27. Pardon mc, sir, I dare not leave you thus:] This line is taken from the quarto, 1597. The quarto,
1609, and the folio, read,
“I do beseech you, sir, have patience.”
STE Ev ENs. 47. A beggarly account of empty boxes,) Dr. War. burton would read, a braggartly account; but beggarly
is probably right: if the boxes were empty, the account was more beggarly, as it was more pompous. Johnson. This circumstance is likewise found in Painter's translation, Tom. II. p. 241 : “ —beholdyng an apoticaries shoppe of lytle furniture, and lesse store of boxes and other thynges requisite for that science, thought that the verie povertie of the mayster apothecarye woulde make him wyllyngly yelde to that whych he pretended to demaunde.” STE Eve Ns. It is clear, I think, that Shakspere had here the poem of Romeus and Juliet before him; for he has borrowed an expression from thence: - “An apothecary sat unbusied at his door, “Whom by his heavy countenance he guessed to be poor: “And in his shop he saw his boxes were but few, “And in his window of his wares there was so small a shew, “Wherefore our Romeus assuredly hath thought, “What by no friendship could be got, with money should be bought; “For needy lack is like the poor man to compel “To sell that which the city's law forbiddeth him to sell— “Take fifty crowns of gold (quoth he) gg Fair sir (quoth he), be sure this is the speeding geer, “And more there is than you shall need; for half of that is there - ** Will “ Will serve, I undertake, in less than half an

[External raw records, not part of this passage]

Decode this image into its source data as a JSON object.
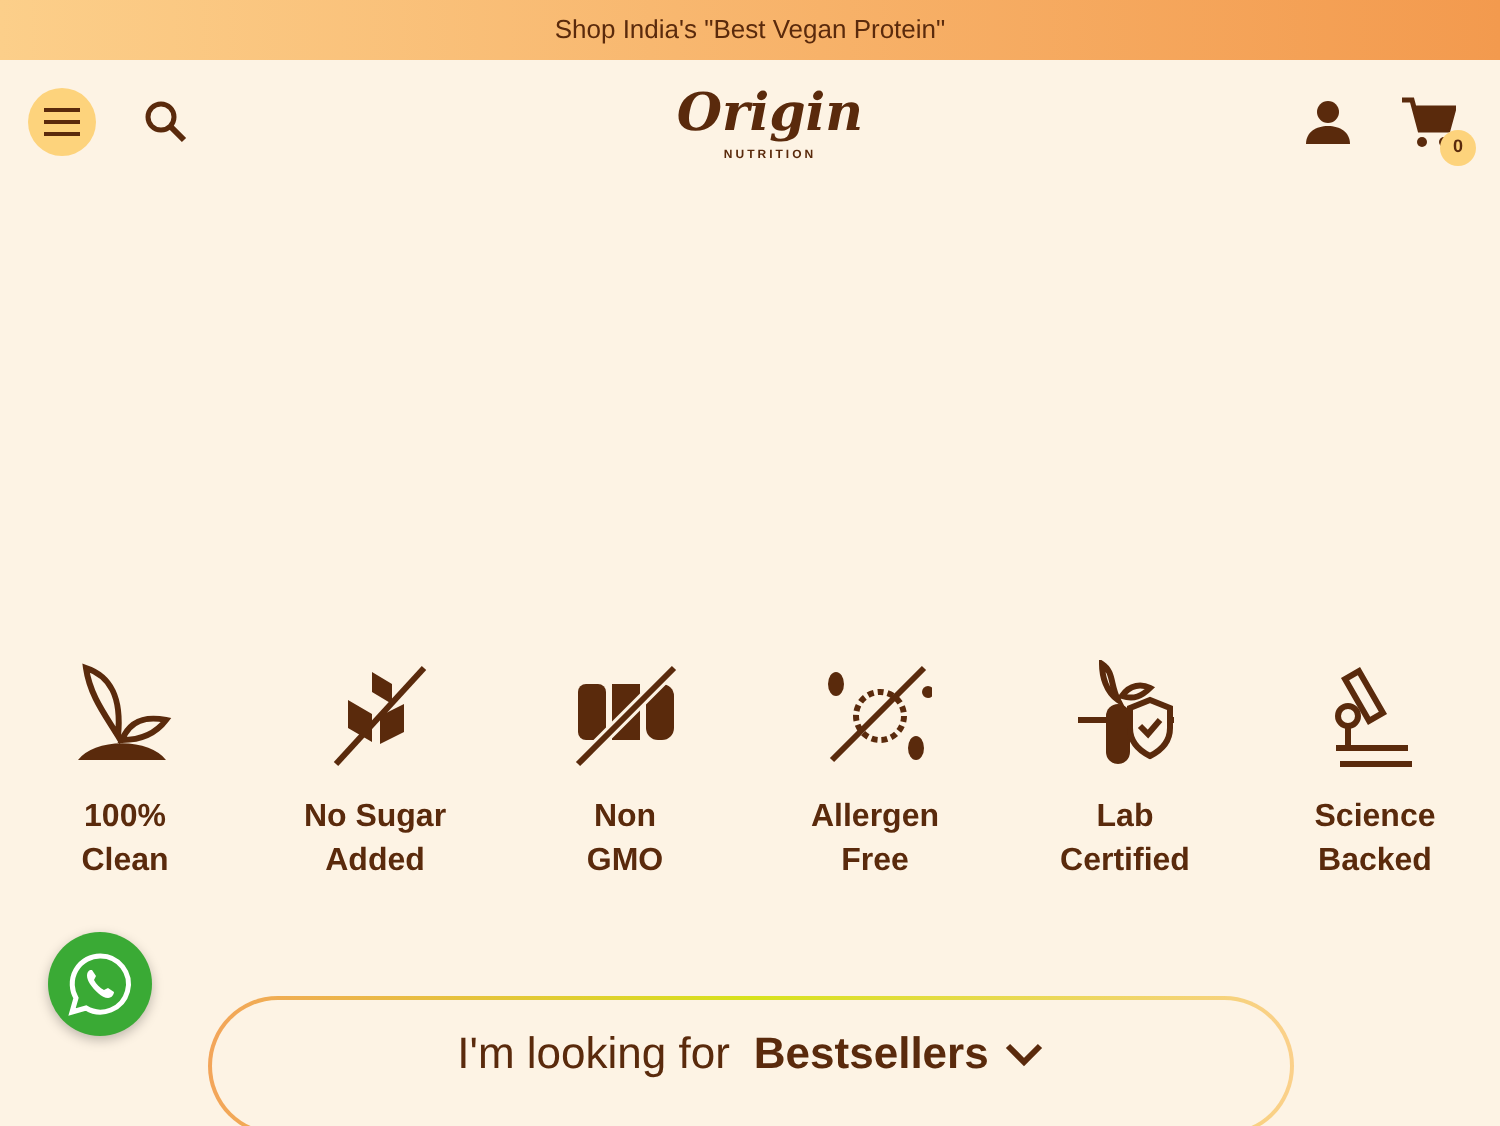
{
  "announcement": "Shop India's \"Best Vegan Protein\"",
  "header": {
    "logo": {
      "name": "Origin",
      "tagline": "NUTRITION"
    },
    "cart_count": "0"
  },
  "features": [
    {
      "kind": "plant",
      "lines": [
        "100%",
        "Clean"
      ]
    },
    {
      "kind": "sugar",
      "lines": [
        "No Sugar",
        "Added"
      ]
    },
    {
      "kind": "gmo",
      "lines": [
        "Non",
        "GMO"
      ]
    },
    {
      "kind": "allergen",
      "lines": [
        "Allergen",
        "Free"
      ]
    },
    {
      "kind": "lab",
      "lines": [
        "Lab",
        "Certified"
      ]
    },
    {
      "kind": "science",
      "lines": [
        "Science",
        "Backed"
      ]
    }
  ],
  "finder": {
    "prefix": "I'm looking for",
    "value": "Bestsellers"
  }
}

hour “To kill the strongest man alive, such is the poison's pow'r.” MA LoN E.
73. Need and oppression starveth in thine eyes,) The first quarto reads: And starved famine dwelleth in thy cheeks. The quartos, 1599, 1609, and the folio: Need and oppression starveth in thine eyes. Our modern editors, without authority, Need and oppression stare within thine eyes. St E E v ENs. The passage might, perhaps, be better regulated thus: Need and oppression stareth in thy eyes. For they cannot, properly, be said to starve in his eyes; though starved famine may be allowed to dwell in his cheeks. Thy not thine is the reading of the folio, and those who are conversant in our author, and especially in the old copies, will scarcely notice the grammatical impropriety of the proposed emenda
74. Upon thy back hangs ragged misery :) This is the reading of the oldest copy. I have restored it in preference to the following line, which is found in all the subsequent impressions: - “Contempt and beggary hang upon thy back.” ST E E V FNs. 95. One of our order, to associate me, ) Each friar has always a companion assigned him by the superior 2 when '